The problem exist when it is not prepped for storage properly, meaning that the fuel is not shut off and the engine allowed to burn off the remaining fuel that's left in the carburetors float bowl, causing the un-spent fuel to sour and later creating a condition called varnishing which clogs the carburetor venteries
All of these steps will require the use of skin and eye protection!!!
The solution is to replace the old fuel in the tank with fresh, its not a bad idea to replace the fuel filter at this time, then with the petcock in the off position remove the carburetor float bowl, inspect the gasket or seal for imperfections (replace as needed) and clean it along with the float assy. and piston check valve with a spray type carburetor & choke cleaner and gently wiping with a clean lint free cloth so as to remove all yellowish colored varnish and any debris, before reassembly place a glass or metal catch pan or bowl under the carburetor and turn the petcock to the on position to allow fresh fuel to flush out the fuel line and now LIGHTLY & GENTLY (without resistence) lift the float up, the fuel should stop flowing.

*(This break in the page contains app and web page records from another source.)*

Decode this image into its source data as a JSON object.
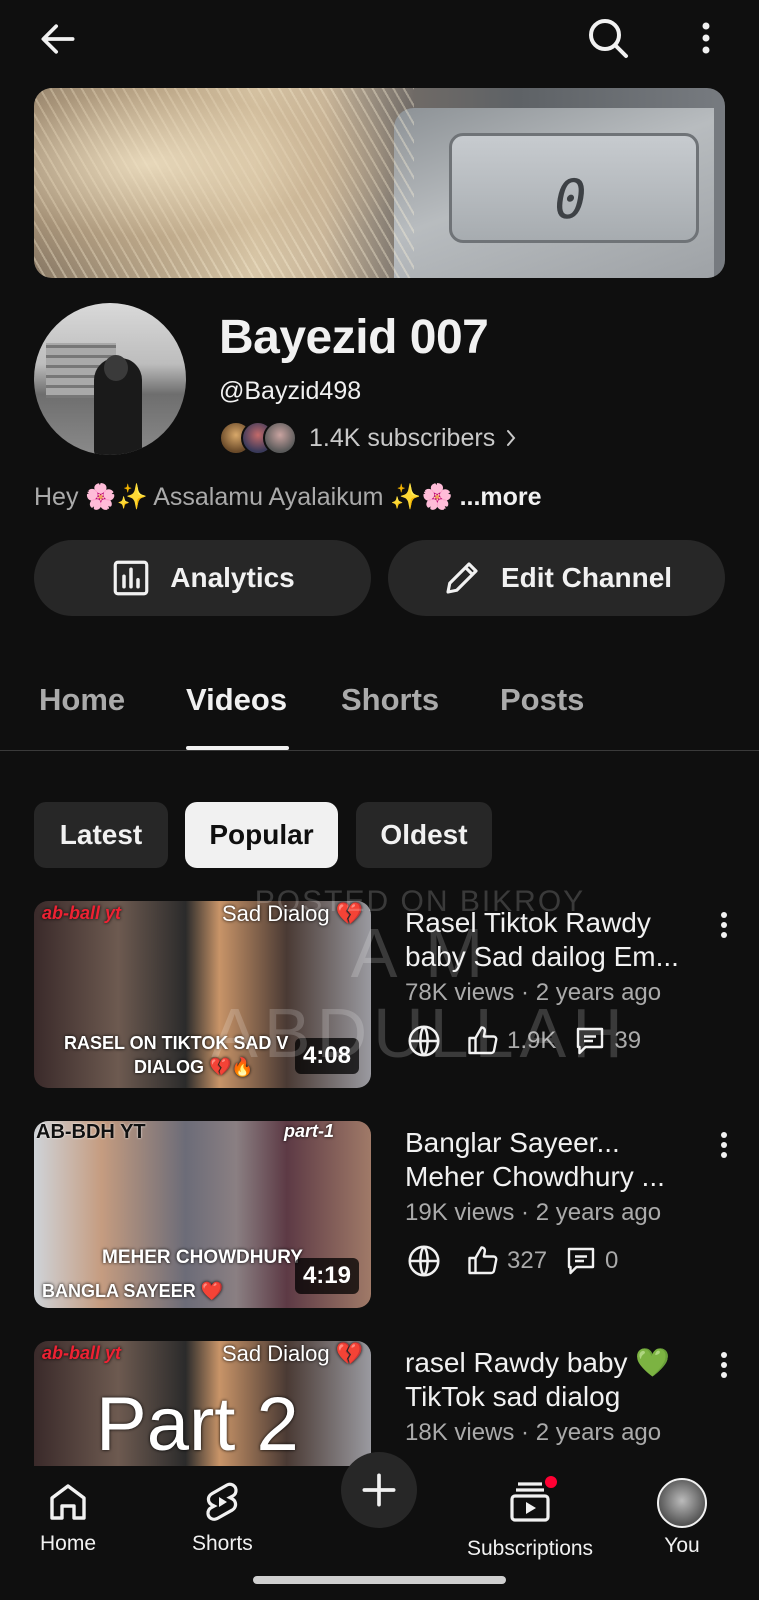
{
  "header": {
    "icons": {
      "back": "arrow-left-icon",
      "search": "search-icon",
      "more": "more-vert-icon"
    }
  },
  "channel": {
    "name": "Bayezid 007",
    "handle": "@Bayzid498",
    "subscribers": "1.4K subscribers",
    "description": "Hey 🌸✨ Assalamu Ayalaikum ✨🌸",
    "more_label": "...more"
  },
  "actions": {
    "analytics_label": "Analytics",
    "edit_label": "Edit Channel"
  },
  "tabs": [
    {
      "label": "Home",
      "active": false
    },
    {
      "label": "Videos",
      "active": true
    },
    {
      "label": "Shorts",
      "active": false
    },
    {
      "label": "Posts",
      "active": false
    }
  ],
  "filters": [
    {
      "label": "Latest",
      "selected": false
    },
    {
      "label": "Popular",
      "selected": true
    },
    {
      "label": "Oldest",
      "selected": false
    }
  ],
  "videos": [
    {
      "title_line1": "Rasel Tiktok Rawdy",
      "title_line2": "baby Sad dailog Em...",
      "meta": "78K views · 2 years ago",
      "likes": "1.9K",
      "comments": "39",
      "duration": "4:08",
      "thumb_text_top": "ab-ball yt",
      "thumb_text_badge": "Sad Dialog 💔",
      "thumb_text_bottom": "RASEL ON TIKTOK SAD V",
      "thumb_text_bottom2": "DIALOG 💔🔥"
    },
    {
      "title_line1": "Banglar Sayeer...",
      "title_line2": "Meher Chowdhury ...",
      "meta": "19K views · 2 years ago",
      "likes": "327",
      "comments": "0",
      "duration": "4:19",
      "thumb_text_top": "AB-BDH YT",
      "thumb_text_badge": "part-1",
      "thumb_text_bottom": "MEHER CHOWDHURY",
      "thumb_text_bottom2": "BANGLA SAYEER ❤️"
    },
    {
      "title_line1": "rasel Rawdy baby 💚",
      "title_line2": "TikTok sad dialog",
      "meta": "18K views · 2 years ago",
      "thumb_text_top": "ab-ball yt",
      "thumb_text_badge": "Sad Dialog 💔",
      "thumb_text_big": "Part 2"
    }
  ],
  "watermark": {
    "line1": "POSTED ON BIKROY",
    "line2": "A M ABDULLAH"
  },
  "bottom_nav": [
    {
      "label": "Home",
      "icon": "home-icon"
    },
    {
      "label": "Shorts",
      "icon": "shorts-icon"
    },
    {
      "label": "",
      "icon": "plus-icon"
    },
    {
      "label": "Subscriptions",
      "icon": "subscriptions-icon"
    },
    {
      "label": "You",
      "icon": "avatar"
    }
  ],
  "colors": {
    "background": "#0f0f0f",
    "surface": "#272727",
    "text": "#f1f1f1",
    "secondary": "#aaaaaa",
    "badge": "#ff0033"
  }
}
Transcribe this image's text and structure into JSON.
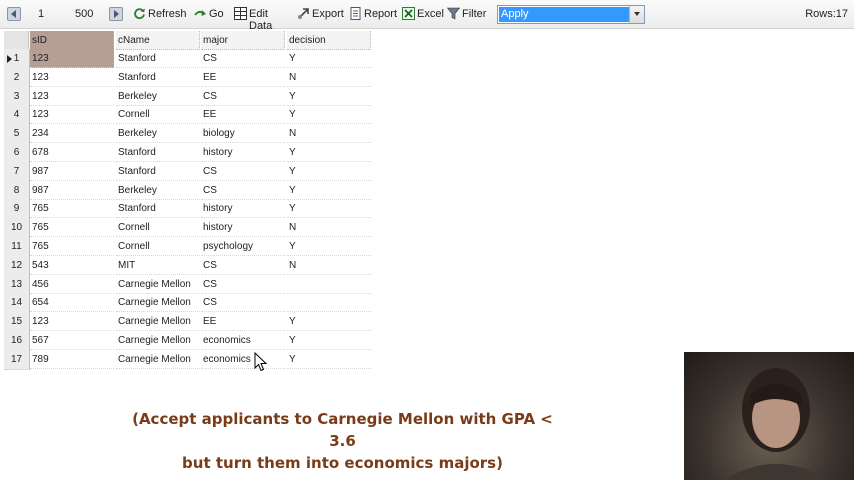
{
  "toolbar": {
    "from": "1",
    "limit": "500",
    "refresh_label": "Refresh",
    "go_label": "Go",
    "edit_label": "Edit Data",
    "export_label": "Export",
    "report_label": "Report",
    "excel_label": "Excel",
    "filter_label": "Filter",
    "table_selected": "Apply",
    "rows_text": "Rows:17"
  },
  "grid": {
    "columns": [
      "sID",
      "cName",
      "major",
      "decision"
    ],
    "rows": [
      [
        "123",
        "Stanford",
        "CS",
        "Y"
      ],
      [
        "123",
        "Stanford",
        "EE",
        "N"
      ],
      [
        "123",
        "Berkeley",
        "CS",
        "Y"
      ],
      [
        "123",
        "Cornell",
        "EE",
        "Y"
      ],
      [
        "234",
        "Berkeley",
        "biology",
        "N"
      ],
      [
        "678",
        "Stanford",
        "history",
        "Y"
      ],
      [
        "987",
        "Stanford",
        "CS",
        "Y"
      ],
      [
        "987",
        "Berkeley",
        "CS",
        "Y"
      ],
      [
        "765",
        "Stanford",
        "history",
        "Y"
      ],
      [
        "765",
        "Cornell",
        "history",
        "N"
      ],
      [
        "765",
        "Cornell",
        "psychology",
        "Y"
      ],
      [
        "543",
        "MIT",
        "CS",
        "N"
      ],
      [
        "456",
        "Carnegie Mellon",
        "CS",
        ""
      ],
      [
        "654",
        "Carnegie Mellon",
        "CS",
        ""
      ],
      [
        "123",
        "Carnegie Mellon",
        "EE",
        "Y"
      ],
      [
        "567",
        "Carnegie Mellon",
        "economics",
        "Y"
      ],
      [
        "789",
        "Carnegie Mellon",
        "economics",
        "Y"
      ]
    ]
  },
  "caption": {
    "line1": "(Accept applicants to Carnegie Mellon with GPA < 3.6",
    "line2": "but turn them into economics majors)"
  }
}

If it does not stop, repeat cleaning procedure. If it does turn the petcock to off and reassemble. After reassembly turn the petcock to on, the engine should run.
Another preventive step is the use of a product called STA-BIL fuel stabilizer